Royals to get more taxpayers' cash as Crown income rises
The monarchy is expected to receive a financial boost from the taxpayer after the Crown Estate, whose profits fund the Queen's official work, recorded a large jump in income.
On the day Buckingham Palace accounts were released showing the Queen's official net expenditure increased by £2m to almost £42m, figures from the Crown Estate revealed an 8%, or £24.7m, rise in profits to £328.8m in 2016/17.
Under the Sovereign Grant funding formula, which pays for costs such as royal household salaries, official travel and the upkeep of royal palaces, the Queen receives a percentage of the Crown Estate profits for her official expenditure, but from funds two years in arrears.

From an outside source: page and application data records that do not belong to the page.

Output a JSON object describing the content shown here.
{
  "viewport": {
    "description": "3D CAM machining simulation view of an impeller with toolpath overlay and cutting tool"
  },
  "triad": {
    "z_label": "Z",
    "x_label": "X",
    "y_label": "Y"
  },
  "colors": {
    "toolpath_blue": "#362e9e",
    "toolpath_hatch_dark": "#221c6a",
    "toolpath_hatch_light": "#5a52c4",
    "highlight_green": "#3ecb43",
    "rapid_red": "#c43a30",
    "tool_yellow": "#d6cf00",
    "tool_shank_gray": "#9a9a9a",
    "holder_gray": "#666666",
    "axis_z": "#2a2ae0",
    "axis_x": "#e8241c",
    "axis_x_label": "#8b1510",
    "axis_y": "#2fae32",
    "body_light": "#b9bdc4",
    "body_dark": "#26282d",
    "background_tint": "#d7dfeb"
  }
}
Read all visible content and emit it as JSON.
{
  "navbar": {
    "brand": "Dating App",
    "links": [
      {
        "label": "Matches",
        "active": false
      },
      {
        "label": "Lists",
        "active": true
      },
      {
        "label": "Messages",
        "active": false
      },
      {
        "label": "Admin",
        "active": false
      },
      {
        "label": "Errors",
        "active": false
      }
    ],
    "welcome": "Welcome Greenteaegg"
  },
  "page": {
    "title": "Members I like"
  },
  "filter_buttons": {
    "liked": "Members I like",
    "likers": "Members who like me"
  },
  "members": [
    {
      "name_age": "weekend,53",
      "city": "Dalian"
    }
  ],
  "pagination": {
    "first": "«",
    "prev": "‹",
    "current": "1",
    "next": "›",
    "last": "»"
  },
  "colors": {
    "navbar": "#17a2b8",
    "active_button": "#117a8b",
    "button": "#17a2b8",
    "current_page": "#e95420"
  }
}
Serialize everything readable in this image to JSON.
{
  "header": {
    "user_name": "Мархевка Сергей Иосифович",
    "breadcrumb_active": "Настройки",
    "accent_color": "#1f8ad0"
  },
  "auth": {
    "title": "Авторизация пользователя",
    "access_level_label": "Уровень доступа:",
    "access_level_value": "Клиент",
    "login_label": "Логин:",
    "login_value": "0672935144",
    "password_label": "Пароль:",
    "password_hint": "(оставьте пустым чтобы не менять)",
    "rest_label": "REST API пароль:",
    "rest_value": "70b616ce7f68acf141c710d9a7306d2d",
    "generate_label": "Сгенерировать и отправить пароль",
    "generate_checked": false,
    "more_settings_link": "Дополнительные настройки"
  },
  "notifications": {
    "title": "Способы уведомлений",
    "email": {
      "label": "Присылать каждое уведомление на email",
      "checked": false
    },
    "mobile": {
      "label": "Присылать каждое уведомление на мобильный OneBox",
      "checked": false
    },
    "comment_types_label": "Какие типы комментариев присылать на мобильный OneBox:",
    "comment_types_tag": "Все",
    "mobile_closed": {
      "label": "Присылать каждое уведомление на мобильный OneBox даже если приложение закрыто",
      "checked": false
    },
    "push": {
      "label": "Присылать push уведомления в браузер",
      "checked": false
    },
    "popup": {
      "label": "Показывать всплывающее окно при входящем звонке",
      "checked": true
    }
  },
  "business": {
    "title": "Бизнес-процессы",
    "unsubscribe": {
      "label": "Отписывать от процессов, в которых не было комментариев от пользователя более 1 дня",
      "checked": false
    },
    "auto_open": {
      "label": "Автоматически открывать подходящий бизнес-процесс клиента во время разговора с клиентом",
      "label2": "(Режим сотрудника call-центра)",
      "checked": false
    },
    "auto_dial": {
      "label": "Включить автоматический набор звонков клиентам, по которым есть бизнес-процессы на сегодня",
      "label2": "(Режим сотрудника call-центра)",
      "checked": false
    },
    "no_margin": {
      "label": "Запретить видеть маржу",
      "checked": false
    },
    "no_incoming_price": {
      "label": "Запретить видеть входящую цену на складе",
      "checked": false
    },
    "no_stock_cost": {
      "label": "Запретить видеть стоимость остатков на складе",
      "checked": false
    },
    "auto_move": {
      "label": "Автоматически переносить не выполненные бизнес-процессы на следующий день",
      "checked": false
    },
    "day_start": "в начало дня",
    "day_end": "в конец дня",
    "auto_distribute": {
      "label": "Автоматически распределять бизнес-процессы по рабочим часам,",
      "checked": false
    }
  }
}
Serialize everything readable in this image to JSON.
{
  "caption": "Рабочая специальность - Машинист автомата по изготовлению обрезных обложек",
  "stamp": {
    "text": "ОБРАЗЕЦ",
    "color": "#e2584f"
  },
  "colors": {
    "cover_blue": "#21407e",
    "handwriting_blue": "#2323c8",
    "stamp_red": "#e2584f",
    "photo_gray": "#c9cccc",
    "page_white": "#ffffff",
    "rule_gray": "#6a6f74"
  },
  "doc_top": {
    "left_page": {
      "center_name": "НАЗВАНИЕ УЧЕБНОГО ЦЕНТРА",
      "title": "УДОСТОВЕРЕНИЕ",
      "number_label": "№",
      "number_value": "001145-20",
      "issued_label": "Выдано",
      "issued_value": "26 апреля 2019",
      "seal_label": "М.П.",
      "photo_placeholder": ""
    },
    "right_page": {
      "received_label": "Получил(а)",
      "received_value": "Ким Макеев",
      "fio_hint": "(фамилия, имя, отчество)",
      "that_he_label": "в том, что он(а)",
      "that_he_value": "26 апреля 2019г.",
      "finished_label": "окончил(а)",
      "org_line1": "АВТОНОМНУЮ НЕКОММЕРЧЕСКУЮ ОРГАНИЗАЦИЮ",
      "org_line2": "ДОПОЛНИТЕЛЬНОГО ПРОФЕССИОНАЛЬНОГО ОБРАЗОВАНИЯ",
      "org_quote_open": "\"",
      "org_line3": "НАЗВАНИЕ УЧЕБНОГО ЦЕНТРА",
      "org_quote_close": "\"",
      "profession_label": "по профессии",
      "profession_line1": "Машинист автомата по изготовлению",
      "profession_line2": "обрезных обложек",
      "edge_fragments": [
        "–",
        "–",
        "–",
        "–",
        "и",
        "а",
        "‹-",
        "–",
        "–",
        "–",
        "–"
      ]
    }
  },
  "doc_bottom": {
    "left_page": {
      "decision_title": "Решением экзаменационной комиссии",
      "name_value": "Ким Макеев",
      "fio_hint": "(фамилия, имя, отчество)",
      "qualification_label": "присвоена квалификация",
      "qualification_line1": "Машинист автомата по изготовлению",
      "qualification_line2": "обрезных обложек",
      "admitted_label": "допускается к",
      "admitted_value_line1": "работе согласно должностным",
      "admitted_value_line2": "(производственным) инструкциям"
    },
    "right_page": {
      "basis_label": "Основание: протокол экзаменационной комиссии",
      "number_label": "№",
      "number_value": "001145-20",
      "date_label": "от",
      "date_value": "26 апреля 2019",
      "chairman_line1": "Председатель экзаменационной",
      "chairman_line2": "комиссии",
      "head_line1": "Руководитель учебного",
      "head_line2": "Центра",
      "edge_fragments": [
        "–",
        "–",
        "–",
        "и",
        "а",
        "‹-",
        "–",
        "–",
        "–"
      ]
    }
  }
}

In the 2018/19 financial year, the grant is expected to be £82.2m, 25% of the Crown Estate's £328.8m profits paid to the Treasury, an increase of 8% or just over £6m.
The Queen and the Royal Family's official travel cost the taxpayer £4.5m during 2016/17, up £500,000, but a royal source has revealed the Queen keeps an eye on travel costs.
Not only does the Queen "sign off" all royal travel, the source suggested she comments to her family if the visit is too expensive. It said: "She might have a word in the ear of the principle."
Clarence House has also released its annual accounts, which showed the Prince of Wales' annual income from his hereditary estate the Duchy of Cornwall has increased by 1.2% to £20.7m.
Sir Alan Reid, Keeper of the Privy Purse, said: "When you look at these accounts the bottom line is the Sovereign Grant last year equated to 65 pence per person, per annum, in the United Kingdom, that's the price of a first class stamp. Consider that against what the Queen does and represents for this country, I believe it represents excellent value for money."
The accounts reveal the most expensive trip was a £154,000 visit by the Prince of Wales to Romania and, with the Duchess of Cornwall, Italy and Austria, their first trip in the official Government jet used by David Cameron and dubbed "Cam Force One".
The price for using the converted RAF A330 Voyager refuelling aircraft is the top figure of a number of estimates, but a source said: "We are also satisfied, as I believe Government are, that the use of Voyager will prove to be value for money against the cost of commercial charters, particularly for these longer overseas visits."
The accounts also show the Duke of Edinburgh made a £18,690 trip on the royal train to attend a dinner in Plymouth last November, marking two important Royal Marines anniversaries, travelling from Taplow, Buckinghamshire, and returning to Windsor.
To help pay for a £369m refurbishment of Buckingham Palace, the percentage of the Crown Estate profits paid to the Sovereign Grant will increase from 15% to 25% between 2017 to 2027.
Work to renovate other royal residences continues and the royal accounts reveal £1.2m had been spent last year replacing the doors of Windsor Castle's orangery.
The Sovereign Grant for 2016/17 was £42.8m, up £2.7m on the previous financial year. Property maintenance had risen £1.5m to £17.8m.